    In case anyone thought that this would be a largely country-rock record or a stripped-down California collection, though, there are plenty of tracks that quickly dispel those ideas. Miley goes full pop star on “River,” a club-ready bop that might not have felt out of place on Dua Lipa’s Future Nostalgia or Lady Gaga’s Chromatica. Co-written by Cyrus (just like every other song on the LP) and produced by Hollywood hitmakers Kid Harpoon and Tyler Johnson, “River” feels like the album’s disco-inspired centerpiece. It’s bookended by “Handstand,” a rumbling, pulsing interlude or sorts, and the playful “Violet Chemistry,” amounting to a transportive three-track run smack in the middle of the record.

    While Cyrus still shines on the chorus of “Muddy Feet,” Sia’s presence on the piano-driven song feels inconsequential. There’s also a loss of momentum towards the end of the record on “Island,” a sleepy, tropical daydream with lyrics that don’t grip the listener the way other parts of the album can. Things are re-centered by the finale ballad of “Wonder Woman,” and the choice to place a demo version of “Flowers” is fantastic; it feels like the credits are rolling on Endless Summer Vacation, the lights are coming back on, and Cyrus is ushering us out into a warm afternoon.

    For so many listeners, Miley Cyrus has felt like a friend that has walked alongside them through different chapters of life. She’s frank and sometimes messy in all the best ways; she’s a risk-taker and knows what she stands for. Most of us will never know what it’s like to live life so publicly, or to have to sort through the privacy of heartbreak on the world’s stage, and it’s not that she makes any of it look easy — it’s that she makes it look real.
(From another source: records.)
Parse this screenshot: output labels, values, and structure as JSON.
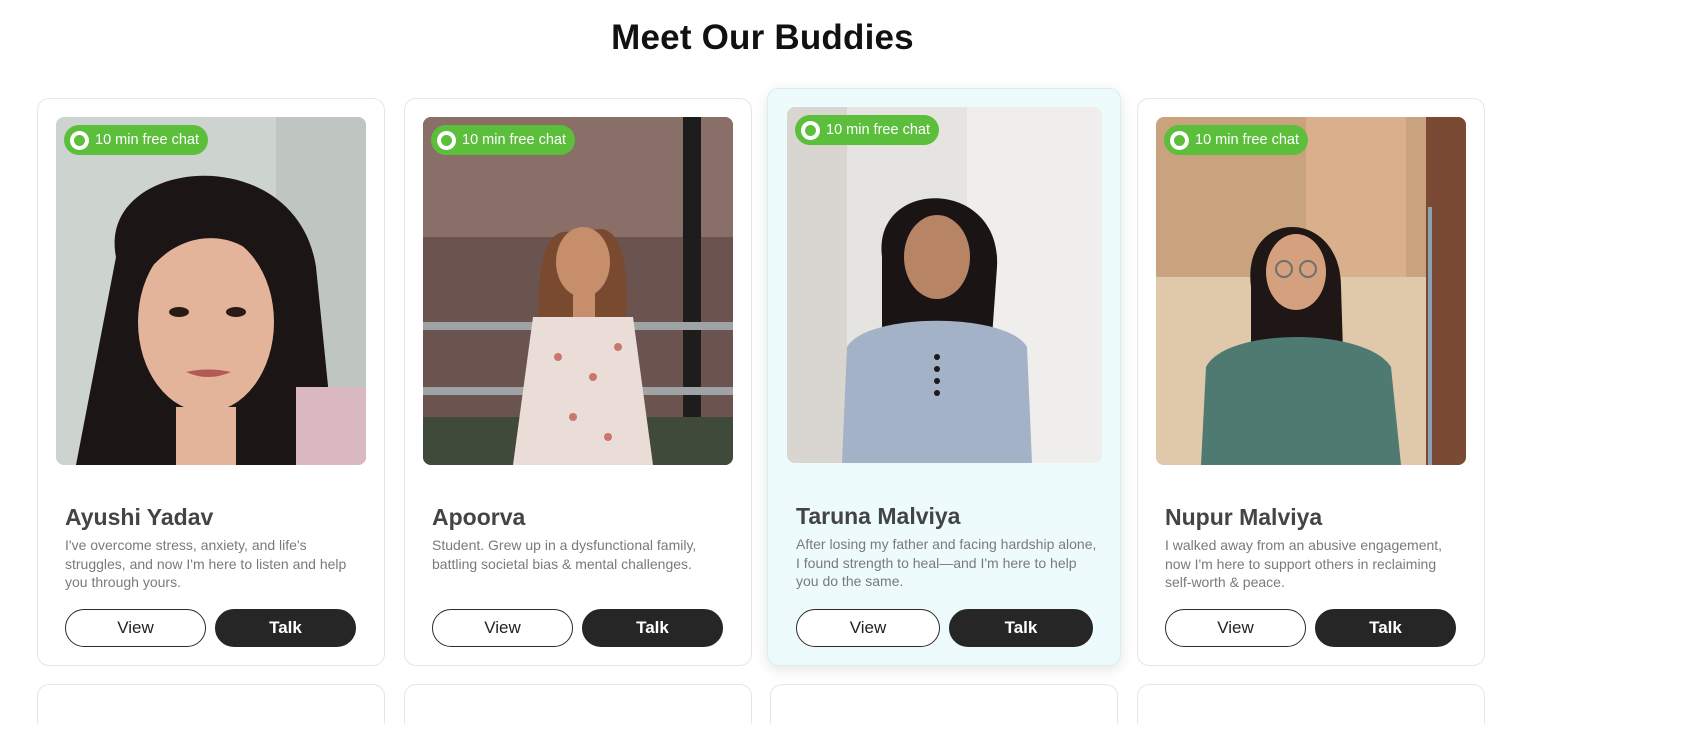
{
  "section": {
    "title": "Meet Our Buddies"
  },
  "badge_label": "10 min free chat",
  "buttons": {
    "view_label": "View",
    "talk_label": "Talk"
  },
  "colors": {
    "badge_green": "#5cbf3c",
    "talk_button": "#262626",
    "highlight_card_bg": "#eefbfc",
    "name_text": "#444444",
    "bio_text": "#7a7a7a"
  },
  "buddies": [
    {
      "name": "Ayushi Yadav",
      "bio": "I've overcome stress, anxiety, and life's struggles, and now I'm here to listen and help you through yours."
    },
    {
      "name": "Apoorva",
      "bio": "Student. Grew up in a dysfunctional family, battling societal bias & mental challenges."
    },
    {
      "name": "Taruna Malviya",
      "bio": "After losing my father and facing hardship alone, I found strength to heal—and I'm here to help you do the same.",
      "highlighted": true
    },
    {
      "name": "Nupur Malviya",
      "bio": "I walked away from an abusive engagement, now I'm here to support others in reclaiming self-worth & peace."
    }
  ]
}
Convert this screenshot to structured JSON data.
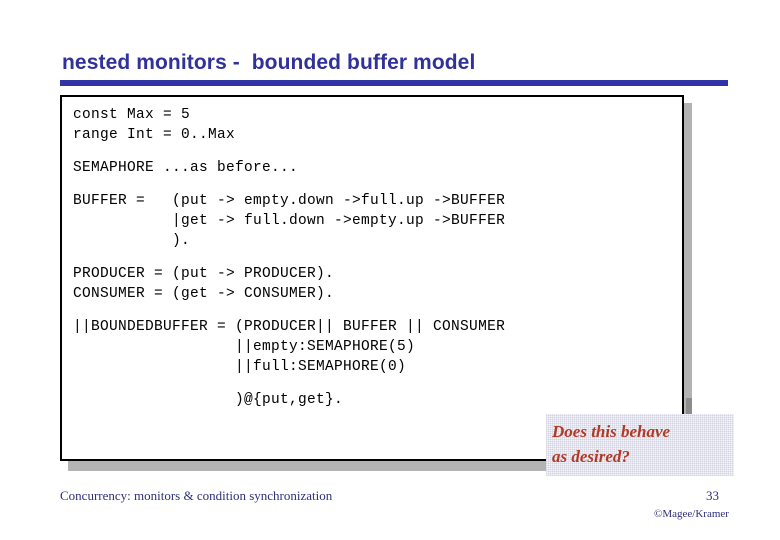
{
  "slide": {
    "title": "nested monitors -  bounded buffer model",
    "page_number": "33",
    "footer_note": "Concurrency: monitors & condition synchronization",
    "copyright": "©Magee/Kramer",
    "colors": {
      "title_blue": "#31319c",
      "rule_blue": "#3333a8",
      "annotation_red": "#b03a26",
      "footer_navy": "#2f2f7a",
      "code_border": "#000000",
      "shadow_gray": "#b3b3b3"
    }
  },
  "code": {
    "lines": [
      "const Max = 5",
      "range Int = 0..Max",
      "",
      "SEMAPHORE ...as before...",
      "",
      "BUFFER =   (put -> empty.down ->full.up ->BUFFER",
      "           |get -> full.down ->empty.up ->BUFFER",
      "           ).",
      "",
      "PRODUCER = (put -> PRODUCER).",
      "CONSUMER = (get -> CONSUMER).",
      "",
      "||BOUNDEDBUFFER = (PRODUCER|| BUFFER || CONSUMER",
      "                  ||empty:SEMAPHORE(5)",
      "                  ||full:SEMAPHORE(0)",
      "",
      "                  )@{put,get}."
    ]
  },
  "annotation": {
    "line1": "Does this behave",
    "line2": "as desired?"
  }
}
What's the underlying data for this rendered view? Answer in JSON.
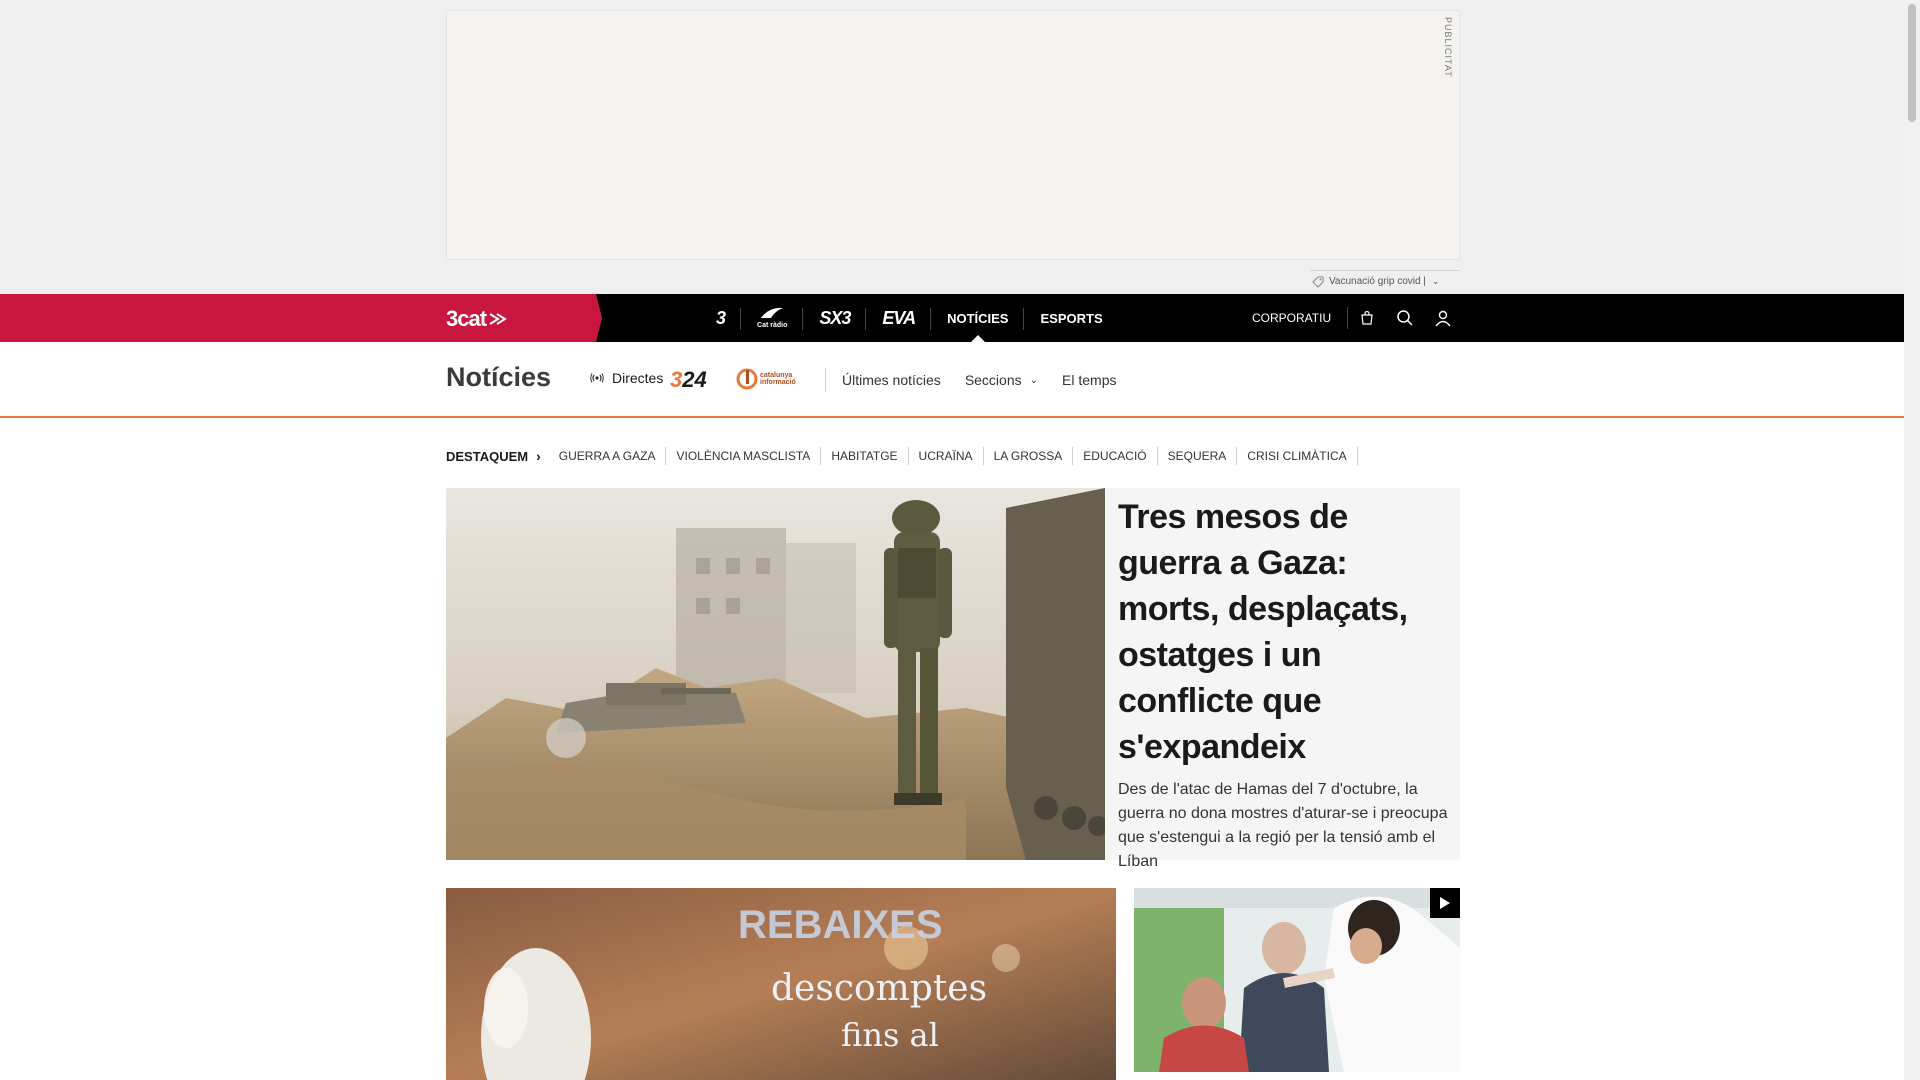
{
  "ad": {
    "label": "PUBLICITAT"
  },
  "alert": {
    "text": "Vacunació grip covid |",
    "icon": "tag-icon"
  },
  "topnav": {
    "brand": "3cat",
    "channels": [
      {
        "name": "3",
        "kind": "logo"
      },
      {
        "name": "Cat ràdio",
        "kind": "radio"
      },
      {
        "name": "SX3",
        "kind": "logo"
      },
      {
        "name": "EVA",
        "kind": "logo"
      },
      {
        "name": "NOTÍCIES",
        "kind": "text",
        "active": true
      },
      {
        "name": "ESPORTS",
        "kind": "text"
      }
    ],
    "corporate": "CORPORATIU",
    "icons": [
      "shop-icon",
      "search-icon",
      "user-icon"
    ]
  },
  "section": {
    "title": "Notícies",
    "directes": "Directes",
    "logo_324_a": "3",
    "logo_324_b": "24",
    "logo_ci": "catalunya informació",
    "links": {
      "latest": "Últimes notícies",
      "sections": "Seccions",
      "weather": "El temps"
    }
  },
  "destaquem": {
    "label": "DESTAQUEM",
    "topics": [
      "GUERRA A GAZA",
      "VIOLÈNCIA MASCLISTA",
      "HABITATGE",
      "UCRAÏNA",
      "LA GROSSA",
      "EDUCACIÓ",
      "SEQUERA",
      "CRISI CLIMÀTICA"
    ]
  },
  "lead": {
    "headline": "Tres mesos de guerra a Gaza: morts, desplaçats, ostatges i un conflicte que s'expandeix",
    "summary": "Des de l'atac de Hamas del 7 d'octubre, la guerra no dona mostres d'aturar-se i preocupa que s'estengui a la regió per la tensió amb el Líban"
  },
  "card1": {
    "sign_top": "REBAIXES",
    "sign_mid": "descomptes",
    "sign_bot": "fins al"
  },
  "colors": {
    "brand": "#c8163f",
    "accent": "#e77a3b",
    "nav_bg": "#000000"
  }
}
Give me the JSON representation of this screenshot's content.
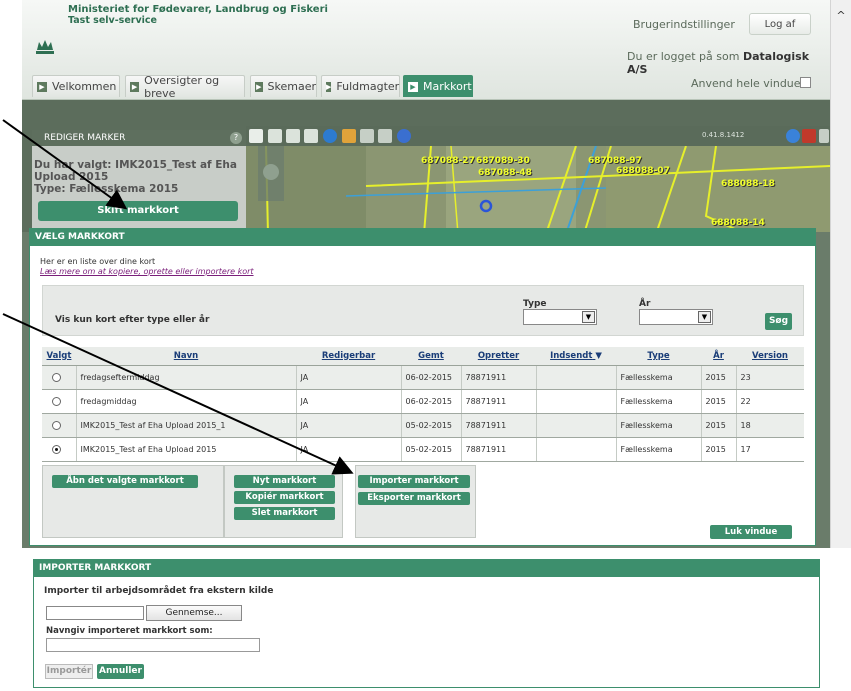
{
  "header": {
    "ministry": "Ministeriet for Fødevarer, Landbrug og Fiskeri",
    "ministry_sub": "Tast selv-service",
    "user_settings": "Brugerindstillinger",
    "logout": "Log af",
    "logged_in_prefix": "Du er logget på som ",
    "logged_in_user": "Datalogisk A/S",
    "full_window": "Anvend hele vinduet"
  },
  "tabs": [
    {
      "label": "Velkommen",
      "active": false
    },
    {
      "label": "Oversigter og breve",
      "active": false
    },
    {
      "label": "Skemaer",
      "active": false
    },
    {
      "label": "Fuldmagter",
      "active": false
    },
    {
      "label": "Markkort",
      "active": true
    }
  ],
  "side_panel": {
    "title": "REDIGER MARKER",
    "help": "?",
    "line1": "Du har valgt: IMK2015_Test af Eha",
    "line2": "Upload 2015",
    "line3": "Type: Fællesskema 2015",
    "switch_button": "Skift markkort"
  },
  "map": {
    "version": "0.41.8.1412",
    "plots": [
      "687089-30",
      "687088-48",
      "687088-27",
      "687088-97",
      "688088-07",
      "688088-18",
      "688088-14"
    ]
  },
  "velg_dialog": {
    "title": "VÆLG MARKKORT",
    "intro": "Her er en liste over dine kort",
    "link": "Læs mere om at kopiere, oprette eller importere kort",
    "filter_label": "Vis kun kort efter type eller år",
    "type_label": "Type",
    "year_label": "År",
    "search_button": "Søg",
    "columns": [
      "Valgt",
      "Navn",
      "Redigerbar",
      "Gemt",
      "Opretter",
      "Indsendt",
      "Type",
      "År",
      "Version"
    ],
    "rows": [
      {
        "name": "fredagseftermiddag",
        "editable": "JA",
        "saved": "06-02-2015",
        "creator": "78871911",
        "submitted": "",
        "type": "Fællesskema",
        "year": "2015",
        "version": "23",
        "selected": false
      },
      {
        "name": "fredagmiddag",
        "editable": "JA",
        "saved": "06-02-2015",
        "creator": "78871911",
        "submitted": "",
        "type": "Fællesskema",
        "year": "2015",
        "version": "22",
        "selected": false
      },
      {
        "name": "IMK2015_Test af Eha Upload 2015_1",
        "editable": "JA",
        "saved": "05-02-2015",
        "creator": "78871911",
        "submitted": "",
        "type": "Fællesskema",
        "year": "2015",
        "version": "18",
        "selected": false
      },
      {
        "name": "IMK2015_Test af Eha Upload 2015",
        "editable": "JA",
        "saved": "05-02-2015",
        "creator": "78871911",
        "submitted": "",
        "type": "Fællesskema",
        "year": "2015",
        "version": "17",
        "selected": true
      }
    ],
    "open_button": "Åbn det valgte markkort",
    "new_button": "Nyt markkort",
    "copy_button": "Kopiér markkort",
    "delete_button": "Slet markkort",
    "import_button": "Importer markkort",
    "export_button": "Eksporter markkort",
    "close_button": "Luk vindue"
  },
  "import_dialog": {
    "title": "IMPORTER MARKKORT",
    "subtitle": "Importer til arbejdsområdet fra ekstern kilde",
    "browse_button": "Gennemse...",
    "name_label": "Navngiv importeret markkort som:",
    "import_button": "Importér",
    "cancel_button": "Annuller"
  },
  "colors": {
    "accent": "#3d8f6d",
    "header_text": "#2e6f52",
    "map_label": "#f1ff2b"
  }
}
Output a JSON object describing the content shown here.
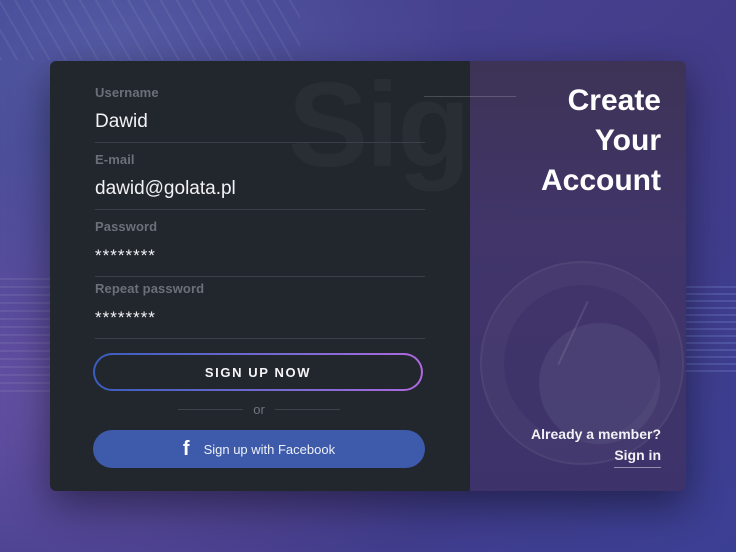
{
  "form": {
    "watermark": "Sign",
    "fields": [
      {
        "label": "Username",
        "value": "Dawid"
      },
      {
        "label": "E-mail",
        "value": "dawid@golata.pl"
      },
      {
        "label": "Password",
        "value": "********"
      },
      {
        "label": "Repeat password",
        "value": "********"
      }
    ],
    "signup_button": "SIGN UP NOW",
    "or_text": "or",
    "facebook_icon": "f",
    "facebook_button": "Sign up with Facebook"
  },
  "side": {
    "headline": [
      "Create",
      "Your",
      "Account"
    ],
    "member_question": "Already a member?",
    "signin_link": "Sign in"
  },
  "colors": {
    "background": "#433c89",
    "form_panel": "#22262d",
    "side_panel": "#3f3465",
    "facebook": "#3d5aab",
    "gradient_start": "#3a5dbd",
    "gradient_end": "#b068e0"
  },
  "icons": {
    "facebook": "facebook-icon"
  }
}
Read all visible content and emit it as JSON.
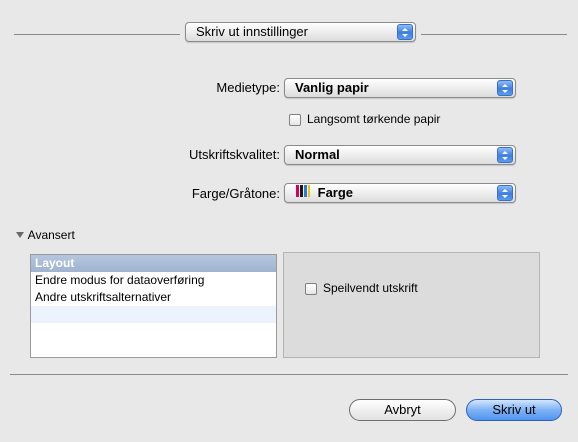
{
  "header": {
    "section_popup": {
      "value": "Skriv ut innstillinger"
    }
  },
  "form": {
    "media_type": {
      "label": "Medietype:",
      "value": "Vanlig papir"
    },
    "slow_dry": {
      "label": "Langsomt tørkende papir",
      "checked": false
    },
    "quality": {
      "label": "Utskriftskvalitet:",
      "value": "Normal"
    },
    "color": {
      "label": "Farge/Gråtone:",
      "value": "Farge",
      "swatch_colors": [
        "#d4005a",
        "#1a1a1a",
        "#2e7bd6",
        "#e8c800"
      ]
    }
  },
  "advanced": {
    "disclosure_label": "Avansert",
    "expanded": true,
    "list_items": [
      {
        "label": "Layout",
        "selected": true
      },
      {
        "label": "Endre modus for dataoverføring",
        "selected": false
      },
      {
        "label": "Andre utskriftsalternativer",
        "selected": false
      }
    ],
    "mirror_print": {
      "label": "Speilvendt utskrift",
      "checked": false
    }
  },
  "footer": {
    "cancel_label": "Avbryt",
    "print_label": "Skriv ut"
  },
  "colors": {
    "background": "#e8e8e8",
    "accent": "#4f95f0",
    "selection": "#9fb3d0"
  }
}
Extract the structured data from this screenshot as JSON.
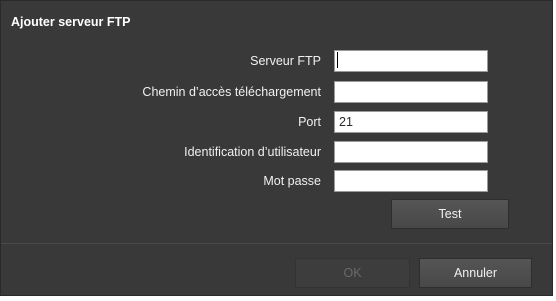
{
  "dialog": {
    "title": "Ajouter serveur FTP"
  },
  "form": {
    "server_label": "Serveur FTP",
    "server_value": "",
    "path_label": "Chemin d’accès téléchargement",
    "path_value": "",
    "port_label": "Port",
    "port_value": "21",
    "user_label": "Identification d’utilisateur",
    "user_value": "",
    "password_label": "Mot passe",
    "password_value": ""
  },
  "buttons": {
    "test": "Test",
    "ok": "OK",
    "cancel": "Annuler"
  }
}
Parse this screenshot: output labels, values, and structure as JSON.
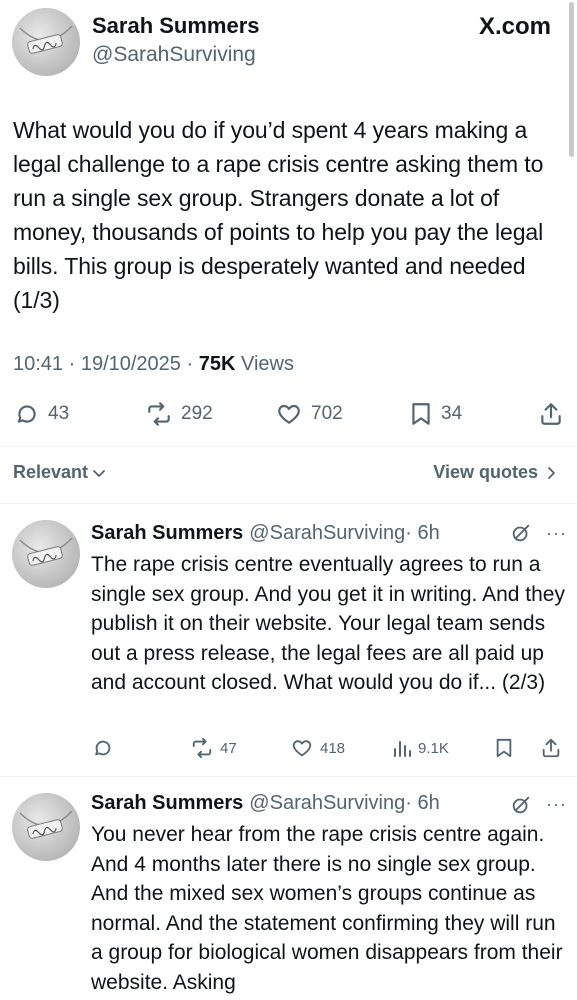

    The current of honesty that runs through Endless Summer Vacation encourages the listener to press play on the record again, and the stories here get even better on a second or third listen. It’s cohesive without feeling repetitive. “Where I end up, I don’t really care/ I’m out of my mind but still I’m holding on,” she sings on “Thousand Miles.”

    That sort of plain-spoken storytelling might have made for a good record; Cyrus’ vocals take things further into the territory of greatness.